US Navy ships from the Europe-based US 6th Fleet (C6F) carried out a bilateral naval anti-submarine warfare (ASW) exercise with the Royal Navy, above the Arctic Circle, on May 1.
Four ships from two nations, a US submarine, and a US P8-A worked together in the Norwegian Sea, to conduct training in the challenging conditions in the Arctic.
For the exercise, Arleigh Burke-class Aegis destroyers USS Donald Cook (DDG 75) and USS Porter (DDG 78), and fast combat support ship USNS Supply (T-AOE 6), were joined by the Royal Navy’s HMS Kent (F 78). Additionally, a US submarine, as well as a P8-A Poseidon multi-mission maritime patrol and reconnaissance aircraft from Patrol Squadron (VP) 4 supported the training.

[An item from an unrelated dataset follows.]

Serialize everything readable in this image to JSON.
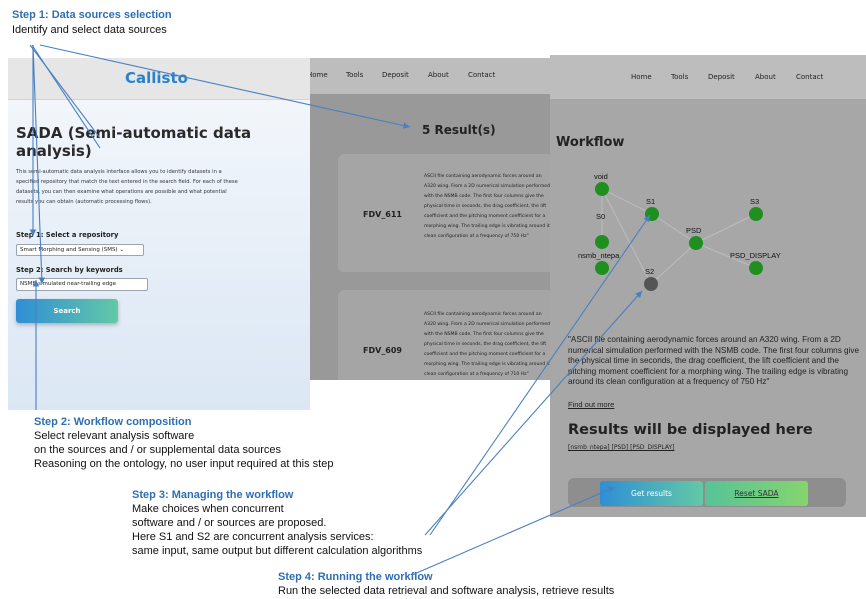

This exercise reinforces the combined training that the nations received last month while participating in the UK’s Submarine Command Course (SMCC).
The multinational antisubmarine exercise in the High North, made up of approximately 1,200 sailors from the US Navy and Royal Navy, is the latest in a series of US ships operating above the Arctic Circle. In 2018, elements of the USS Harry S. Truman Carrier Strike Group and the USS Iwo Jima Expeditionary Strike Group operated above the Arctic Circle in support of NATO exercise Trident Juncture. In 2019, the forward deployed destroyer USS Donald Cook and a SAG from US 2nd Fleet led by USS Normandy (CG 60) and USS Farragut (DDG 99) also operated separately above the Arctic Circle.
“One of the best attributes of our surface force is that we can aggregate at will, transitioning seamlessly from independent ships to coordinated operations,” said Capt. Joseph A. Gagliano, Commander, Task Force 65, commander, Destroyer Squadron 60. “Our interoperability with our allies is so good that we can deploy multinational naval forces with minimal notice. That’s the real power of NATO.”
Lieutenant Georgia Harding, HMS Kent’s principal warfare officer for underwater warfare, said: “This exercise is the culmination of a high intensity period of anti-submarine warfare training that has seen a step change in HMS Kent’s readiness to conduct operations. Being able to work with US Navy ships, submarines and aircraft is an excellent opportunity to further hone our skills in a challenging environment.”